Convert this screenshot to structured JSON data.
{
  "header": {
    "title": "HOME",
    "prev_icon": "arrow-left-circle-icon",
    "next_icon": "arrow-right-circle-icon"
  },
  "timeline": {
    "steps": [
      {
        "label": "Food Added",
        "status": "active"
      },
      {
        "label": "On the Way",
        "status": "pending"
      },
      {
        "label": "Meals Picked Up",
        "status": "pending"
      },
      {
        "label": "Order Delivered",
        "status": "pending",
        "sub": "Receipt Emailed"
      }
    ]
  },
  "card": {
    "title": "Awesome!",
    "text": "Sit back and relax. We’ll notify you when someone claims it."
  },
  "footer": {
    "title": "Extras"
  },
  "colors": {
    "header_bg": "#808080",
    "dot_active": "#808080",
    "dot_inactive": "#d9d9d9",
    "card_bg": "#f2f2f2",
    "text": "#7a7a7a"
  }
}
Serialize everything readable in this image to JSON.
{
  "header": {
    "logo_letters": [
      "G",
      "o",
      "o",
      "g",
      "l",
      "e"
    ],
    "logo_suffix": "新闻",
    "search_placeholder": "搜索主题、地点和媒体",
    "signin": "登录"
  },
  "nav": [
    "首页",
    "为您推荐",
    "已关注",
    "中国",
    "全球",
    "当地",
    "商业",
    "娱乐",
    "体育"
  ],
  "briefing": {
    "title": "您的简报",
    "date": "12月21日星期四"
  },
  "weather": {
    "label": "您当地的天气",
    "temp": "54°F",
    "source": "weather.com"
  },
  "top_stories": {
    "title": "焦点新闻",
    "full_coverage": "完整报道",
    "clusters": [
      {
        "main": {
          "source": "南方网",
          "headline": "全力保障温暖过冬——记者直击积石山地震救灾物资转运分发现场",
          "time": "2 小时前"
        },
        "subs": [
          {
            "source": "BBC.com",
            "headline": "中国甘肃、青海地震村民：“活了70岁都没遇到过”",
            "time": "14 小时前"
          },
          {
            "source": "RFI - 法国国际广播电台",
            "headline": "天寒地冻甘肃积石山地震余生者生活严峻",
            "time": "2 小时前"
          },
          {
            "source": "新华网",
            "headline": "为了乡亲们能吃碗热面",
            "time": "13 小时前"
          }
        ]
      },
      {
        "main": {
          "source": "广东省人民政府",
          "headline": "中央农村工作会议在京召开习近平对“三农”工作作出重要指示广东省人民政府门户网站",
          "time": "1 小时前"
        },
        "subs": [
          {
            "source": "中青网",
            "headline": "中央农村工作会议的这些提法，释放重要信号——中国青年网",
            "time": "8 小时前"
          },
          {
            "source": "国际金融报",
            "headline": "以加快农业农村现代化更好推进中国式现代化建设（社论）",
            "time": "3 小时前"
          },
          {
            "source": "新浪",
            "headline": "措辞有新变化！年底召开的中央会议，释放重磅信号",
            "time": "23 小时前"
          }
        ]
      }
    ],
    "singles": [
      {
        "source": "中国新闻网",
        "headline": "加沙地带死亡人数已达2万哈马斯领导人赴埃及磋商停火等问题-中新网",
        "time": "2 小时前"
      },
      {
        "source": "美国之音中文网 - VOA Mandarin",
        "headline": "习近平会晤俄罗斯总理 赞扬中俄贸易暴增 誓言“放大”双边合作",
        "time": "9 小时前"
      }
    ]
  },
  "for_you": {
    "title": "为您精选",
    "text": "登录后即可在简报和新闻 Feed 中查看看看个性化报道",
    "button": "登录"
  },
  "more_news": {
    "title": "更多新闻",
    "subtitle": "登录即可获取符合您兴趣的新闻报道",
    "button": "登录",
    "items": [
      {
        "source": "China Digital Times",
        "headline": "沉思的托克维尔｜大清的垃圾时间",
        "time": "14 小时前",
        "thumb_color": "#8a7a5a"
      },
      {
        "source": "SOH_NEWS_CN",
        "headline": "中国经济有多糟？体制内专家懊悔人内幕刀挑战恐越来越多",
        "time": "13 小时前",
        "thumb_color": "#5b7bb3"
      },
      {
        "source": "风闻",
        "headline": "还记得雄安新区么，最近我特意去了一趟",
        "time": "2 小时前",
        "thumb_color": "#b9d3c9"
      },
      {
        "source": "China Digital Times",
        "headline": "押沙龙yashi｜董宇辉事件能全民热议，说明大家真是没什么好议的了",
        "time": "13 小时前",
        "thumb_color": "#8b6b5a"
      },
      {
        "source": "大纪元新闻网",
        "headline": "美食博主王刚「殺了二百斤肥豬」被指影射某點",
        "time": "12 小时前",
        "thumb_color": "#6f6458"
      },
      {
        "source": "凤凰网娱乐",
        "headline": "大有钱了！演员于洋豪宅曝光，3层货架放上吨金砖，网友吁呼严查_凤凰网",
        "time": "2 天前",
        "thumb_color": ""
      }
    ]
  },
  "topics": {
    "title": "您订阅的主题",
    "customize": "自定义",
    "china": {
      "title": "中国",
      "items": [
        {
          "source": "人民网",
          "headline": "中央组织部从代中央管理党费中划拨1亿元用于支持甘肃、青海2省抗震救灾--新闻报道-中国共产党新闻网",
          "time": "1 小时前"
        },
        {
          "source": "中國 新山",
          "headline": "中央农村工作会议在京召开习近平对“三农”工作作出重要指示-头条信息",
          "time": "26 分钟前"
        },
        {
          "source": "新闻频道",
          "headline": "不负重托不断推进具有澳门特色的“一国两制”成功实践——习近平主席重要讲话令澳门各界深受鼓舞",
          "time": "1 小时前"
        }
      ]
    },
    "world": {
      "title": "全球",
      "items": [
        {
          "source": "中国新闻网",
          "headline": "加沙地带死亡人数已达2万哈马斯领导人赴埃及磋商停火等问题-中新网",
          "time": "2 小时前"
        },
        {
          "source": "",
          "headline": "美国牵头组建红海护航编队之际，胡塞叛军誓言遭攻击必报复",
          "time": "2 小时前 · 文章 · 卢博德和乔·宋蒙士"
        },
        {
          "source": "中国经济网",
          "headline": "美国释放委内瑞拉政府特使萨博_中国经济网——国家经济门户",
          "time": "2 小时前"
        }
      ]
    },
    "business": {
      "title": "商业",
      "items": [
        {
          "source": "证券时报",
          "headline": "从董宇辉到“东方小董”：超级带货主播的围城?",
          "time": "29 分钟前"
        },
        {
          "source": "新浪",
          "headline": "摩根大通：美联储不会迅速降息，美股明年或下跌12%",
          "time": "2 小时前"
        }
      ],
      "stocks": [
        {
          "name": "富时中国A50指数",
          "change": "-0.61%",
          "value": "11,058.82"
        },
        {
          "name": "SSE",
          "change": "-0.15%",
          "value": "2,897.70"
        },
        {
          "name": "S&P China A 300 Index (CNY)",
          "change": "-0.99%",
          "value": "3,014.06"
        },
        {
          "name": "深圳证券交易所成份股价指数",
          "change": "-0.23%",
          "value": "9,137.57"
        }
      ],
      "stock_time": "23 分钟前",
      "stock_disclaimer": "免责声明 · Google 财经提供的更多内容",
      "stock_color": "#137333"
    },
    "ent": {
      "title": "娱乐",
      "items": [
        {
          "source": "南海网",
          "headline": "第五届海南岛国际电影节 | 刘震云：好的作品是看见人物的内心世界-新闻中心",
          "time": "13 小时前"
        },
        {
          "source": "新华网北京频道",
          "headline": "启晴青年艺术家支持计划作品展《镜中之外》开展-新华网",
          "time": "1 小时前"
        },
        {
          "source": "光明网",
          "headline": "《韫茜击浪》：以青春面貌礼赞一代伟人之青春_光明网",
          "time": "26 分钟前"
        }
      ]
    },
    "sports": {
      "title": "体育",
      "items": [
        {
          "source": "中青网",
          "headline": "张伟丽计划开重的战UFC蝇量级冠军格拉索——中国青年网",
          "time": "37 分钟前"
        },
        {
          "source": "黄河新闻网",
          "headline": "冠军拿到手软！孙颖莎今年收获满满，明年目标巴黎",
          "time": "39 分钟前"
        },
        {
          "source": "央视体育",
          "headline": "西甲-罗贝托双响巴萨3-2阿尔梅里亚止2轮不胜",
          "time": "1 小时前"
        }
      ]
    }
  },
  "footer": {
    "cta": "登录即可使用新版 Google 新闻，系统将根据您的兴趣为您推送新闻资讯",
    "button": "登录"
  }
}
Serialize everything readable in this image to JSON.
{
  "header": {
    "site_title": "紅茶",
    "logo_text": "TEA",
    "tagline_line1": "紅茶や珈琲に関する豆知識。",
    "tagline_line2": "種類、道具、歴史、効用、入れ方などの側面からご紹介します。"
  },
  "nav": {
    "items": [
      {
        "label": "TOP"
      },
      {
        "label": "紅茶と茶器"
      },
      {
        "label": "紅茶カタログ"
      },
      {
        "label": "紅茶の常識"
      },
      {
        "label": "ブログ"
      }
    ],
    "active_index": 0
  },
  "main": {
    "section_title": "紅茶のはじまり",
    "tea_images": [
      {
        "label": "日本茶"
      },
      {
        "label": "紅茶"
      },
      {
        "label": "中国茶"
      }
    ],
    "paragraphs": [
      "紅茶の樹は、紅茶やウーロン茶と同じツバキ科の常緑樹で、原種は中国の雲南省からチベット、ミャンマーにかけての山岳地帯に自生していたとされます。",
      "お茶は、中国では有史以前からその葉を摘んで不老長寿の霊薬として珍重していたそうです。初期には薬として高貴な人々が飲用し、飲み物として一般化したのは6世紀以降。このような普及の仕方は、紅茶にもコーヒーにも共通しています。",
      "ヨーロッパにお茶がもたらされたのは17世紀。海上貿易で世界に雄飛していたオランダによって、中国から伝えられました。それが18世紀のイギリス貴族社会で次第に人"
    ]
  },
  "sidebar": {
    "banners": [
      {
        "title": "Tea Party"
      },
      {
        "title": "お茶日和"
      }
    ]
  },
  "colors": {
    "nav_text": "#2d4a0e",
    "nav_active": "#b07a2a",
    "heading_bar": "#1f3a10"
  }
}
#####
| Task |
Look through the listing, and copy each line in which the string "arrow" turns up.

| The answer |
    "prev_icon": "arrow-left-circle-icon",
    "next_icon": "arrow-right-circle-icon"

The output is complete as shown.